By Betty Zou

In the first study of its kind, researchers at Sunnybrook Research Institute (SRI) have shown that discontinuing cholinesterase inhibitors (ChEI) in institutionalized patients with Alzheimer’s disease (AD) and other dementias does not lead to a worsening of symptoms.

Cholinesterase inhibitors are a class of drugs that prevent the breakdown of acetylcholine, a chemical messenger that relays signals between neurons in the brain where it plays a role in cognition. Levels of this neurotransmitter are lower in the brains of patients with AD compared to people without AD. By inhibiting the degradation of acetylcholine, ChEI allow the neurotransmitter to accumulate to higher levels, which, in turn, enhance communication between neurons. Treatment with ChEI can temporarily improve or stabilize dementia symptoms, and they are one of the most common medications used to treat patients with AD and other types of dementia. Although ChEI are generally well tolerated, some patients experience nausea, diarrhea, vomiting and weight loss, which can be particularly worrisome in a frail and elderly patient population. While there is a checklist to help clinicians decide whether ChEI treatment should be stopped, there have been few studies directly evaluating the health effects of ChEI discontinuation.
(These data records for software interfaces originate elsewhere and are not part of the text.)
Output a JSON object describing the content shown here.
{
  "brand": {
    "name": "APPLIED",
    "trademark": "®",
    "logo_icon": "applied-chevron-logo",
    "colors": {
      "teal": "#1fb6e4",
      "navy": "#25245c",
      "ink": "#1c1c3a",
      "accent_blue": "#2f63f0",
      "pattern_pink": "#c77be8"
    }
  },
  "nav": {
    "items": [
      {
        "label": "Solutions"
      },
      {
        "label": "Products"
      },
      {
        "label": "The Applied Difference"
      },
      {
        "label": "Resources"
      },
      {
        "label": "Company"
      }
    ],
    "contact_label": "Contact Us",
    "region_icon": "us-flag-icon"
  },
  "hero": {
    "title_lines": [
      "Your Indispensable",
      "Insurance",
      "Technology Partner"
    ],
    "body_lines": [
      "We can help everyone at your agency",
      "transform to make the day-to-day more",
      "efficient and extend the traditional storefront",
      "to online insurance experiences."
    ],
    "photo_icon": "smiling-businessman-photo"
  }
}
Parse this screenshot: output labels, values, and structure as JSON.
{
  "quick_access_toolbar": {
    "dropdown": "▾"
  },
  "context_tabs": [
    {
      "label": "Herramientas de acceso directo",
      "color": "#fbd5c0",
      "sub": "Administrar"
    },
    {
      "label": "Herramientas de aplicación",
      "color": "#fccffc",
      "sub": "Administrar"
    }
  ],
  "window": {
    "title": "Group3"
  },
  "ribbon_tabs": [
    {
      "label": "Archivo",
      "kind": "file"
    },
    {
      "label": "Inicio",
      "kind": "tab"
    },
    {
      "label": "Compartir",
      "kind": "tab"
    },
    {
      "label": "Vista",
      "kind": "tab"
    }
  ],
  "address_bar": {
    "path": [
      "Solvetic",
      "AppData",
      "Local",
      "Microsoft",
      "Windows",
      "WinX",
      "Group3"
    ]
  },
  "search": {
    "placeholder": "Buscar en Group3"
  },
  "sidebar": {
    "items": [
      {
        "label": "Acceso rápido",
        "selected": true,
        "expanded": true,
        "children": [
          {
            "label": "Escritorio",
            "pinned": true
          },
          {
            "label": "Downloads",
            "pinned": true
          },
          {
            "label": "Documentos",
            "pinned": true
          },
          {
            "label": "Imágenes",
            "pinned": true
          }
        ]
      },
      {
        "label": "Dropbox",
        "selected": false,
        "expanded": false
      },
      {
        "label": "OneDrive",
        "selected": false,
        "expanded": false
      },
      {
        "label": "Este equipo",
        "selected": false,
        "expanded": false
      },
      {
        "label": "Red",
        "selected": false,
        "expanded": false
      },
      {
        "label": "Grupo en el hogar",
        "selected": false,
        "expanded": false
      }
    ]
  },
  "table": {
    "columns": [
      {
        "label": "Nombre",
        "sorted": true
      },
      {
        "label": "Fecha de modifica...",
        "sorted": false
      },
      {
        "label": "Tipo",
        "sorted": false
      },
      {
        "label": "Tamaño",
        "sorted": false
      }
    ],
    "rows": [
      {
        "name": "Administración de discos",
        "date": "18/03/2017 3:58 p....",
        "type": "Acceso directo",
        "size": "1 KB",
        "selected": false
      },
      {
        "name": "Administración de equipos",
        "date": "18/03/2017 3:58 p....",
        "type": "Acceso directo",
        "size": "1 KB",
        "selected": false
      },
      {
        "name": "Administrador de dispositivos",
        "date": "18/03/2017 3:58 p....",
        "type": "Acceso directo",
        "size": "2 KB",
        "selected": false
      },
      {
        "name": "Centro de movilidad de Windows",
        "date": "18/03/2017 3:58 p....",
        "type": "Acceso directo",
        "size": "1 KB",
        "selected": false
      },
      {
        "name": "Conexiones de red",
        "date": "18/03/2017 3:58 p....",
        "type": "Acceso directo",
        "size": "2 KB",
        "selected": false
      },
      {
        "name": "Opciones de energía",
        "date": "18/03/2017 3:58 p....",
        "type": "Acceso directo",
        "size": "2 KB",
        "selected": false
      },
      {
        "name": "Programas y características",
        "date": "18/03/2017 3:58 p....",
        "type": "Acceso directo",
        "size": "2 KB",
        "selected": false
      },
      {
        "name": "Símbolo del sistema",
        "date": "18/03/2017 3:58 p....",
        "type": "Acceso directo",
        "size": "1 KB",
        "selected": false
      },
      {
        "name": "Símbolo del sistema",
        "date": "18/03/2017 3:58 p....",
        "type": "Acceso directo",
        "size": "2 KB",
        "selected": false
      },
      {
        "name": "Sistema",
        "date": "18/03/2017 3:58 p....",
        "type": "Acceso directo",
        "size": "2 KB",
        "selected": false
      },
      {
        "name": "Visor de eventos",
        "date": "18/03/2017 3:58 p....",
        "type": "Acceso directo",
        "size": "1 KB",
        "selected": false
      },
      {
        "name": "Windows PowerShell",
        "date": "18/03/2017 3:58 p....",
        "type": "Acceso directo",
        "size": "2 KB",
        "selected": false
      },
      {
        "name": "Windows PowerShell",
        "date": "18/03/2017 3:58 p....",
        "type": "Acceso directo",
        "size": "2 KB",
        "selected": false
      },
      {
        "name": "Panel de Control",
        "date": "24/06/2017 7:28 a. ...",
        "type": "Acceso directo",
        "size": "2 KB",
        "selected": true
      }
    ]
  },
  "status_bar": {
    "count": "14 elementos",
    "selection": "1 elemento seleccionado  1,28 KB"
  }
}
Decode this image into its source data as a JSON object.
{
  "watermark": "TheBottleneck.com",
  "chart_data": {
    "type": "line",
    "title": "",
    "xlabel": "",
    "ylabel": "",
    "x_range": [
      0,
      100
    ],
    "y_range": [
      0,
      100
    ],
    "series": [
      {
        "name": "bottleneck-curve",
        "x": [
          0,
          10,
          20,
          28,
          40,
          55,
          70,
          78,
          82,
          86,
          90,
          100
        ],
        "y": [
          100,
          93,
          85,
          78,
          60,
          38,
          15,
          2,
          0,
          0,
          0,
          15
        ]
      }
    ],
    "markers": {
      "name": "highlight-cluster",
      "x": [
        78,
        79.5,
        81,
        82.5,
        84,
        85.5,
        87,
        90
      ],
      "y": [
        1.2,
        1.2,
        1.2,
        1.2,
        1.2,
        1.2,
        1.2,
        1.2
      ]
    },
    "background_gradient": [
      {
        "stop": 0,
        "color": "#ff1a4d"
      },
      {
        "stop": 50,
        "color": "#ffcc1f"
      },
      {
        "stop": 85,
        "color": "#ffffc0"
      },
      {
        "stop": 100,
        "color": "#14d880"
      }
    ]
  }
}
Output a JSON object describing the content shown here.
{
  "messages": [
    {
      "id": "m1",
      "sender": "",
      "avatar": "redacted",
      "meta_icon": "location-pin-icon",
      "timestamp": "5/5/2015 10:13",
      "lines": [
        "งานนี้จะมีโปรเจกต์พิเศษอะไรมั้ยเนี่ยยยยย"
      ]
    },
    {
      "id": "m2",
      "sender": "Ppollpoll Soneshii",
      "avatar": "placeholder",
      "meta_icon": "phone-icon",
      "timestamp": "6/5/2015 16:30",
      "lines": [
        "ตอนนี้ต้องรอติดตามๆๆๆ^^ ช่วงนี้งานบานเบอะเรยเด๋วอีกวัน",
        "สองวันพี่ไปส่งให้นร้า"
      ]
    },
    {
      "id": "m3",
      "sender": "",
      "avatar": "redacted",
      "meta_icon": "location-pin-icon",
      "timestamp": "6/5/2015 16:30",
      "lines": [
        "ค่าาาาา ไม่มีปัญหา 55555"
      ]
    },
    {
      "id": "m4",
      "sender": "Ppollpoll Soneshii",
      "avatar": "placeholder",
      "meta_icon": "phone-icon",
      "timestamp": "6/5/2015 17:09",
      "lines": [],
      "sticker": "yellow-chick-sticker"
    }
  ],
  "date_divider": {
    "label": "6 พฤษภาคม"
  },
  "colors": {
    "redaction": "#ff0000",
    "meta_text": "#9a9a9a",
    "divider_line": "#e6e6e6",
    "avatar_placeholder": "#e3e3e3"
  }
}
The pilot study, led by Dr. Krista Lanctôt, a senior scientist in the Hurvitz Brain Sciences Research Program at SRI, was a randomized, double-blind, placebo-controlled trial involving 40 residents in long-term care at Sunnybrook’s Veterans Centre. All patients were diagnosed with probable AD and primary degenerative dementia, and had been receiving ChEI treatment for at least two years. The patients were randomly assigned to one of two groups. The placebo group tapered off their ChEI medications for two weeks and continued on placebo for the remaining six weeks. The continuation group continued to receive their current dose for eight weeks. Patients in both groups were assessed at the start of the study and at two-week intervals throughout.

To determine the effects of ChEI discontinuation, the researchers used the Clinician’s Global Impression of Change score, a seven-point scale that measures the degree to which a patient’s condition improved or worsened relative to a baseline state. Clinicians assess this based on cognitive, behavioural or functional changes observed in the patient. At the end of the eight-week trial, the researchers found no difference between the scores of the placebo group and the continuation group. That is, patients taken off ChEI did not worsen more than patients who continued their treatments. There was also no difference in the occurrence of adverse events, such as unintentional weight loss and falls, between the two groups.

Another important finding was that patients who experienced delusions or hallucinations prior to the study were more likely to have worsening symptoms after ChEI discontinuation; this highlights the need for close monitoring of patients with psychotic symptoms if ChEI discontinuation is attempted.

Based on these findings, Lanctôt anticipates that 63% of patients in long-term care facilities can be safely discontinued from ChEI. With an estimated 20% of approximately 14,800 long-term care residents in Ontario receiving these medications, discontinuing ChEI could lead to $17.4 million per year in cost savings. The study had several limitations including the small number of participants, 80% of whom were male. It was published in the Journal of the American Medical Directors Association.

Lanctôt is working with Dr. Nathan Herrmann, an associate scientist in the Hurvitz Brain Sciences Research Program, to see if their findings can be replicated in a larger and more gender-balanced population. She stresses that the ultimate decision to discontinue ChEI treatment should be highly individualized. Studies such as this one provide clinicians and patients with the safety data they need to make informed decisions and to anticipate negative outcomes.

Lanctôt’s research is funded by the Alzheimer’s Society of Canada.

Herrmann and Lanctot